* _PROVIDED DATA_:

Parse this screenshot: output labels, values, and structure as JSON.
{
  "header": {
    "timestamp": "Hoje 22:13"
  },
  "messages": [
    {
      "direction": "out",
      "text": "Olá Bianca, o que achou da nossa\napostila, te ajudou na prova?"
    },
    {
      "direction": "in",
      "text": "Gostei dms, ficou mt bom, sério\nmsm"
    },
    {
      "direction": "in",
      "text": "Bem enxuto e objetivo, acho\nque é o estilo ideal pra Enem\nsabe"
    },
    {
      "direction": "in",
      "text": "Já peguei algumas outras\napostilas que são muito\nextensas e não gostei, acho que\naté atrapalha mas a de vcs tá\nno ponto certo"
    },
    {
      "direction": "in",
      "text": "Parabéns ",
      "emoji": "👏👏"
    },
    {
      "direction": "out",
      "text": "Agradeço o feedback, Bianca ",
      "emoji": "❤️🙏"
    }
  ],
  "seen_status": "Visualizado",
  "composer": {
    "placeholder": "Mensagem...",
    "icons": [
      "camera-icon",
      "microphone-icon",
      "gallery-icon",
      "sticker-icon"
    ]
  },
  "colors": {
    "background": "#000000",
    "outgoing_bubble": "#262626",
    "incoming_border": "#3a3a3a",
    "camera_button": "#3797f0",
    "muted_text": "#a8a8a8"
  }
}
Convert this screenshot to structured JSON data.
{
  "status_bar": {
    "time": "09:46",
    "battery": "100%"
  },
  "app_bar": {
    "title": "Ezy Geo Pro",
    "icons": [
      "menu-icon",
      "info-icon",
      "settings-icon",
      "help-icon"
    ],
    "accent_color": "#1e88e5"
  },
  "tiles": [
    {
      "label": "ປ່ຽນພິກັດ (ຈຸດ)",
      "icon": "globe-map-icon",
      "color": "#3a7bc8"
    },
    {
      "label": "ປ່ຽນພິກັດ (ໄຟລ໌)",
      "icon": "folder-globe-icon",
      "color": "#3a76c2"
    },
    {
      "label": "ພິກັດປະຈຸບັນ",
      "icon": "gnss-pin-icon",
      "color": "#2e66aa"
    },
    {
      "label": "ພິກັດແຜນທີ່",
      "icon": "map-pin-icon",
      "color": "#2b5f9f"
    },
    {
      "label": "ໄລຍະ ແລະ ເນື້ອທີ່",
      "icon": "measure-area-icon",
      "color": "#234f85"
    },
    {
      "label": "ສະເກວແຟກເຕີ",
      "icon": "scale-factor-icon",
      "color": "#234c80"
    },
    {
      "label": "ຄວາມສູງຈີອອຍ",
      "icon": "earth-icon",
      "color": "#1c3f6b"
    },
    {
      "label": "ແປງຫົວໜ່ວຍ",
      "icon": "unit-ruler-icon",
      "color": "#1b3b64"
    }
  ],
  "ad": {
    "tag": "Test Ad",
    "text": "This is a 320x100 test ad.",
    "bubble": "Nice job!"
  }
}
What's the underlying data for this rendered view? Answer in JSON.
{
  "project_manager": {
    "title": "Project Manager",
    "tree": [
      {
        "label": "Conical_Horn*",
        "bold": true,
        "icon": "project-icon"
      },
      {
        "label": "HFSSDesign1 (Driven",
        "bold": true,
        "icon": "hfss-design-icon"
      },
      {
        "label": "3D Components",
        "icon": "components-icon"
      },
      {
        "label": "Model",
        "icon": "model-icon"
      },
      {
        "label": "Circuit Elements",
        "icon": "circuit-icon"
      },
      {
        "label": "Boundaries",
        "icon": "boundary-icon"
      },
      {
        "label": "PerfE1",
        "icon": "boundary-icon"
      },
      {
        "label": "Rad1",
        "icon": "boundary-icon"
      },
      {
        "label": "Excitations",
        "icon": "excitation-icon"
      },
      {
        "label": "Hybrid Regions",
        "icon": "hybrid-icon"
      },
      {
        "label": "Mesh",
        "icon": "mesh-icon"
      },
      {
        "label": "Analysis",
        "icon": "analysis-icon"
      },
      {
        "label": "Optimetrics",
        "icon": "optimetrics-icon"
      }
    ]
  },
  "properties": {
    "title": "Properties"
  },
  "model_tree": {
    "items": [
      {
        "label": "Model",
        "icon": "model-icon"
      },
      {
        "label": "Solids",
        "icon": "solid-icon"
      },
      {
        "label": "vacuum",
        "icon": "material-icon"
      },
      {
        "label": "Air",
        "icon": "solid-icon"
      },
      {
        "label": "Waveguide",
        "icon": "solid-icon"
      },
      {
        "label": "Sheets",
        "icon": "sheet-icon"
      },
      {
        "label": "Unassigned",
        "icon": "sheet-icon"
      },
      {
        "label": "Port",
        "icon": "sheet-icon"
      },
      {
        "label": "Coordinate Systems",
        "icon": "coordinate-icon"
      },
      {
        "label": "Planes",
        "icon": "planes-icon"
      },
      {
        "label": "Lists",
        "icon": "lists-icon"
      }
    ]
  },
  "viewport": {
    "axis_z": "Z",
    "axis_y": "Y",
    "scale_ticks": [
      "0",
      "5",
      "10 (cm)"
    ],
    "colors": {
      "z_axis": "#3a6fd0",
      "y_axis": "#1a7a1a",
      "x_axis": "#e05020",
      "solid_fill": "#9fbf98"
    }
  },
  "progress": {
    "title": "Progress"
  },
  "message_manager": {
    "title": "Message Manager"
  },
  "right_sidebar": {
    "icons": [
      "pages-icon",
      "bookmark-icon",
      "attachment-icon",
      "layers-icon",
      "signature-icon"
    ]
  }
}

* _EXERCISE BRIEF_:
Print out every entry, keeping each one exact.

* _ANSWER FOR THE TASK_:
Parse this screenshot: output labels, values, and structure as JSON.
{
  "header": {
    "timestamp": "Hoje 22:13"
  },
  "messages": [
    {
      "direction": "out",
      "text": "Olá Bianca, o que achou da nossa\napostila, te ajudou na prova?"
    },
    {
      "direction": "in",
      "text": "Gostei dms, ficou mt bom, sério\nmsm"
    },
    {
      "direction": "in",
      "text": "Bem enxuto e objetivo, acho\nque é o estilo ideal pra Enem\nsabe"
    },
    {
      "direction": "in",
      "text": "Já peguei algumas outras\napostilas que são muito\nextensas e não gostei, acho que\naté atrapalha mas a de vcs tá\nno ponto certo"
    },
    {
      "direction": "in",
      "text": "Parabéns ",
      "emoji": "👏👏"
    },
    {
      "direction": "out",
      "text": "Agradeço o feedback, Bianca ",
      "emoji": "❤️🙏"
    }
  ],
  "seen_status": "Visualizado",
  "composer": {
    "placeholder": "Mensagem...",
    "icons": [
      "camera-icon",
      "microphone-icon",
      "gallery-icon",
      "sticker-icon"
    ]
  },
  "colors": {
    "background": "#000000",
    "outgoing_bubble": "#262626",
    "incoming_border": "#3a3a3a",
    "camera_button": "#3797f0",
    "muted_text": "#a8a8a8"
  }
}
Convert this screenshot to structured JSON data.
{
  "status_bar": {
    "time": "09:46",
    "battery": "100%"
  },
  "app_bar": {
    "title": "Ezy Geo Pro",
    "icons": [
      "menu-icon",
      "info-icon",
      "settings-icon",
      "help-icon"
    ],
    "accent_color": "#1e88e5"
  },
  "tiles": [
    {
      "label": "ປ່ຽນພິກັດ (ຈຸດ)",
      "icon": "globe-map-icon",
      "color": "#3a7bc8"
    },
    {
      "label": "ປ່ຽນພິກັດ (ໄຟລ໌)",
      "icon": "folder-globe-icon",
      "color": "#3a76c2"
    },
    {
      "label": "ພິກັດປະຈຸບັນ",
      "icon": "gnss-pin-icon",
      "color": "#2e66aa"
    },
    {
      "label": "ພິກັດແຜນທີ່",
      "icon": "map-pin-icon",
      "color": "#2b5f9f"
    },
    {
      "label": "ໄລຍະ ແລະ ເນື້ອທີ່",
      "icon": "measure-area-icon",
      "color": "#234f85"
    },
    {
      "label": "ສະເກວແຟກເຕີ",
      "icon": "scale-factor-icon",
      "color": "#234c80"
    },
    {
      "label": "ຄວາມສູງຈີອອຍ",
      "icon": "earth-icon",
      "color": "#1c3f6b"
    },
    {
      "label": "ແປງຫົວໜ່ວຍ",
      "icon": "unit-ruler-icon",
      "color": "#1b3b64"
    }
  ],
  "ad": {
    "tag": "Test Ad",
    "text": "This is a 320x100 test ad.",
    "bubble": "Nice job!"
  }
}
What's the underlying data for this rendered view? Answer in JSON.
{
  "project_manager": {
    "title": "Project Manager",
    "tree": [
      {
        "label": "Conical_Horn*",
        "bold": true,
        "icon": "project-icon"
      },
      {
        "label": "HFSSDesign1 (Driven",
        "bold": true,
        "icon": "hfss-design-icon"
      },
      {
        "label": "3D Components",
        "icon": "components-icon"
      },
      {
        "label": "Model",
        "icon": "model-icon"
      },
      {
        "label": "Circuit Elements",
        "icon": "circuit-icon"
      },
      {
        "label": "Boundaries",
        "icon": "boundary-icon"
      },
      {
        "label": "PerfE1",
        "icon": "boundary-icon"
      },
      {
        "label": "Rad1",
        "icon": "boundary-icon"
      },
      {
        "label": "Excitations",
        "icon": "excitation-icon"
      },
      {
        "label": "Hybrid Regions",
        "icon": "hybrid-icon"
      },
      {
        "label": "Mesh",
        "icon": "mesh-icon"
      },
      {
        "label": "Analysis",
        "icon": "analysis-icon"
      },
      {
        "label": "Optimetrics",
        "icon": "optimetrics-icon"
      }
    ]
  },
  "properties": {
    "title": "Properties"
  },
  "model_tree": {
    "items": [
      {
        "label": "Model",
        "icon": "model-icon"
      },
      {
        "label": "Solids",
        "icon": "solid-icon"
      },
      {
        "label": "vacuum",
        "icon": "material-icon"
      },
      {
        "label": "Air",
        "icon": "solid-icon"
      },
      {
        "label": "Waveguide",
        "icon": "solid-icon"
      },
      {
        "label": "Sheets",
        "icon": "sheet-icon"
      },
      {
        "label": "Unassigned",
        "icon": "sheet-icon"
      },
      {
        "label": "Port",
        "icon": "sheet-icon"
      },
      {
        "label": "Coordinate Systems",
        "icon": "coordinate-icon"
      },
      {
        "label": "Planes",
        "icon": "planes-icon"
      },
      {
        "label": "Lists",
        "icon": "lists-icon"
      }
    ]
  },
  "viewport": {
    "axis_z": "Z",
    "axis_y": "Y",
    "scale_ticks": [
      "0",
      "5",
      "10 (cm)"
    ],
    "colors": {
      "z_axis": "#3a6fd0",
      "y_axis": "#1a7a1a",
      "x_axis": "#e05020",
      "solid_fill": "#9fbf98"
    }
  },
  "progress": {
    "title": "Progress"
  },
  "message_manager": {
    "title": "Message Manager"
  },
  "right_sidebar": {
    "icons": [
      "pages-icon",
      "bookmark-icon",
      "attachment-icon",
      "layers-icon",
      "signature-icon"
    ]
  }
}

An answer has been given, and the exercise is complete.